Thursday, April 30, 2009
Harry Meabry Oakley, My Great-Grandfather.
Above: Harry Meabry Oakley, taken in Manchester in August of 1879, aged sixteen years.
My maternal great-grandfather, Harry Meabry Oakley, was born on New Years Day, 1863, at Shooters Hill, Clive, Shropshire. He was the second of four children born to Edwin Thomas Oakley and Jane Elizabeth Oakley, who were second cousins. His unusual middle name of 'Meabry' was given in honour of his paternal grandmother, Jane Meabry.
Harry's early childhood was spent at Shooters Hill with his elder brother John and his younger sister Amy, who was known as 'Jean'.Towards the end of the 1860s his father Edwin moved the family to Liverpool for business reasons.The family were living at 131 Islington, Liverpool, in December of 1868 when Harry's younger brother, three month old Edwin Burlton Oakley, died of convulsions. In October of 1869 Edwin Oakley was declared bankrupt, and his address was given as Magdala Street, Smithdown Road, Liverpool.

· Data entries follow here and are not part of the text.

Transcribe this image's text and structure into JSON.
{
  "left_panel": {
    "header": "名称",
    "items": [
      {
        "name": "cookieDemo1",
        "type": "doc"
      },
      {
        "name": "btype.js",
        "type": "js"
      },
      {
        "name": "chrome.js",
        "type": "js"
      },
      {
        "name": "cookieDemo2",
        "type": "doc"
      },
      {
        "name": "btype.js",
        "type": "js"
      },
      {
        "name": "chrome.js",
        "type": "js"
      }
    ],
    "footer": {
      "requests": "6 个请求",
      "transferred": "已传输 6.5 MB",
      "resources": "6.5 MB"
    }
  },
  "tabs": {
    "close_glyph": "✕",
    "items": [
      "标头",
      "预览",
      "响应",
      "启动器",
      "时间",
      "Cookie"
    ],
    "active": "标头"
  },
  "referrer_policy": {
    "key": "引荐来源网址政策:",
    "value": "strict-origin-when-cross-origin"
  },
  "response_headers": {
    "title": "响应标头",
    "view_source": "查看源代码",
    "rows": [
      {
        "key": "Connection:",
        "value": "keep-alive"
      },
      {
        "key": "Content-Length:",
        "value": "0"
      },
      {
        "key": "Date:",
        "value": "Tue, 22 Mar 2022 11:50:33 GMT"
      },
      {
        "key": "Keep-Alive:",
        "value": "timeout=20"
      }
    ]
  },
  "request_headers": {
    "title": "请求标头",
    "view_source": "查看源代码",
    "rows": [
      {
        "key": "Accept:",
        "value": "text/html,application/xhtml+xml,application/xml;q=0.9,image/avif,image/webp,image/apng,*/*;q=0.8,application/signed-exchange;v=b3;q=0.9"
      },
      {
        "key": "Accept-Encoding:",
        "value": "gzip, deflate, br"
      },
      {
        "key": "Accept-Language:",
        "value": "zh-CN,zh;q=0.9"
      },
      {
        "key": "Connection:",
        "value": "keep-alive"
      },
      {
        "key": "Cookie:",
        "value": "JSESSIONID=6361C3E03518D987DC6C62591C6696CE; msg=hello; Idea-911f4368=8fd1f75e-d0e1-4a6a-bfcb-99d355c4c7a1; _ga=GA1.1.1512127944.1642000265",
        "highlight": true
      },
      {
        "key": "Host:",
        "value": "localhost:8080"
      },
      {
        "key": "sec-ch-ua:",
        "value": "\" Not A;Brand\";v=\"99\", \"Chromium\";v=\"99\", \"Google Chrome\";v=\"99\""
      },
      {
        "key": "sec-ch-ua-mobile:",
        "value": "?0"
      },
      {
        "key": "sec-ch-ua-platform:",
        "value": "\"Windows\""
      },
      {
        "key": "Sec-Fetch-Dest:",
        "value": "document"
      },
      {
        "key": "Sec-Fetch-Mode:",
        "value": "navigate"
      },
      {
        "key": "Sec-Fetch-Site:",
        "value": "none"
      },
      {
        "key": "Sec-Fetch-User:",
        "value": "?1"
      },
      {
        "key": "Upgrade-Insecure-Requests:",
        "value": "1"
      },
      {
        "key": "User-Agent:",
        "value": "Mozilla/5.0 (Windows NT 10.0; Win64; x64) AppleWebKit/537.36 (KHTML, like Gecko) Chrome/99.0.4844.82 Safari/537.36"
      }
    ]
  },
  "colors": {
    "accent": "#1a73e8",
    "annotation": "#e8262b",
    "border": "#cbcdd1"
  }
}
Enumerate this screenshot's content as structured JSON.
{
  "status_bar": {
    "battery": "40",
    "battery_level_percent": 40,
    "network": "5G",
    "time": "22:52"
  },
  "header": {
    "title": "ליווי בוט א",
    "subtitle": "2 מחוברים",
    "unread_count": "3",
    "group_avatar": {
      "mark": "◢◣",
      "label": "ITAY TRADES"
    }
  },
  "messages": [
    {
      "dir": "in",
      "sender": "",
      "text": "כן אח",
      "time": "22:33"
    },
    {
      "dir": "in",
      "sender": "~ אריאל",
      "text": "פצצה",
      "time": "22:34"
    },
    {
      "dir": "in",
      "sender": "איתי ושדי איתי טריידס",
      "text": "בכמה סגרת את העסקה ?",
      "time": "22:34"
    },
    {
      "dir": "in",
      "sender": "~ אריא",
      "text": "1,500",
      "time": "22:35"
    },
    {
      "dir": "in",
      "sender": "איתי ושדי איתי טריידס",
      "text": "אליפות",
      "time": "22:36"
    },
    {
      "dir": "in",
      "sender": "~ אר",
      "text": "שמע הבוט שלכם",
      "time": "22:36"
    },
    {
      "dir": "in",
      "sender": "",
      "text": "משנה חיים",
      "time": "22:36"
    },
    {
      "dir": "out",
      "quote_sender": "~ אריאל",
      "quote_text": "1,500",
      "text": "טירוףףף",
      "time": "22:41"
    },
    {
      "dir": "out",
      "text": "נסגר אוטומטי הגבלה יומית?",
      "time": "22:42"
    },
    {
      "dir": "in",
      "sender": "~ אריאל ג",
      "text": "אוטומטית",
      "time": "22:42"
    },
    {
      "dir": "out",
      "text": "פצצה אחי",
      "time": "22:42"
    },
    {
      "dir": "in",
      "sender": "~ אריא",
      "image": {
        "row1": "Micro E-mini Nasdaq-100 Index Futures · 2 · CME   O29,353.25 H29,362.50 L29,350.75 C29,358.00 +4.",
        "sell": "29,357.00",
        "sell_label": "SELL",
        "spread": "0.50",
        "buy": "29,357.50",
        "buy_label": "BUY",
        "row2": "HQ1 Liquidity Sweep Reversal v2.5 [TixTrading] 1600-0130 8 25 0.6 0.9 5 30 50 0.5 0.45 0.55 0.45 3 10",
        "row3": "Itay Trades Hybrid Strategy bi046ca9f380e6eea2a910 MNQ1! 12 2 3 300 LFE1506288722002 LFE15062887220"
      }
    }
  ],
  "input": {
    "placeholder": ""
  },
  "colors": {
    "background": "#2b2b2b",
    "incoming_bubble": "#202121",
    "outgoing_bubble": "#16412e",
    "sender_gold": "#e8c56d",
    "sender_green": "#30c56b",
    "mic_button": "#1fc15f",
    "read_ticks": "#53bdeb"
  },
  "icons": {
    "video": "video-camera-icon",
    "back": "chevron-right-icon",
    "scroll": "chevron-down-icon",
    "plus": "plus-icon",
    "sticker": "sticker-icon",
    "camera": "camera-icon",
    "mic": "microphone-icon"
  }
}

The 1870s was a very turbulent time for Harry Oakley. His beloved mother, Jane Elizabeth Oakley, contracted ovarian cancer, and died in October 1871, aged only 33 years.Harry was only eight years old at the time, and as an old man would tell his sons the tale of how his father threw himself upon his wife's grave at the cemetery, weeping, and then married soon after. He was obviously still very bitter over his father's remarriage, even after many years had passed, but the story was exaggerated by either Harry himself or his sons in the retelling. Edwin Oakley did indeed remarry, but not until 1874, three years after Jane's death.
The provision of a stepmother for John, Harry and Jean came in the form of 25 year old Elizabeth Jane Turner from Moss Side in Manchester. I don't think that Harry resented Elizabeth herself, rather than the very act of his father remarrying at all. The was certainly a rift between Harry and his father that I don't think was ever healed.Harry carried with him for years a letter written to him by his mother when he was a very small child( which has been reproduced in a previous blog entry), but there has never been any evidence of any correspendence written by his father after Harry moved to Wales and then Australia.A small birthday book called 'A Chaplet of Flowers' was given to Harry by his sister Jean in January 1877, when he was 14.It contains very few entries, but does contain the following:
January 25: Mr. Turner died 1877
January 27: Buried Mr. Turner at Brooklands.
March 13: Amy J. Oakley
September 11: Albert E. Oakley born 1875
October 8: the letter 'J' was written- this is the birthday of Edwin's elder brother John Oakley.
October 20: Mrs Turner born 1818 Oct 20th.
October 30: Mrs Oakley born October 30th, 1851.
Harry added the birth dates of his wife and two sons when he started a family in Australia, but the above entries are the only ones he wrote in England. Notably absent is any mention of his father. The fact that he included Mr and Mrs Turner, the parents of his step-mother, and his step mother herself( although he did refer to her as 'Mrs Oakley!), but not Edwin tells us that his animosity lay primarily with his father.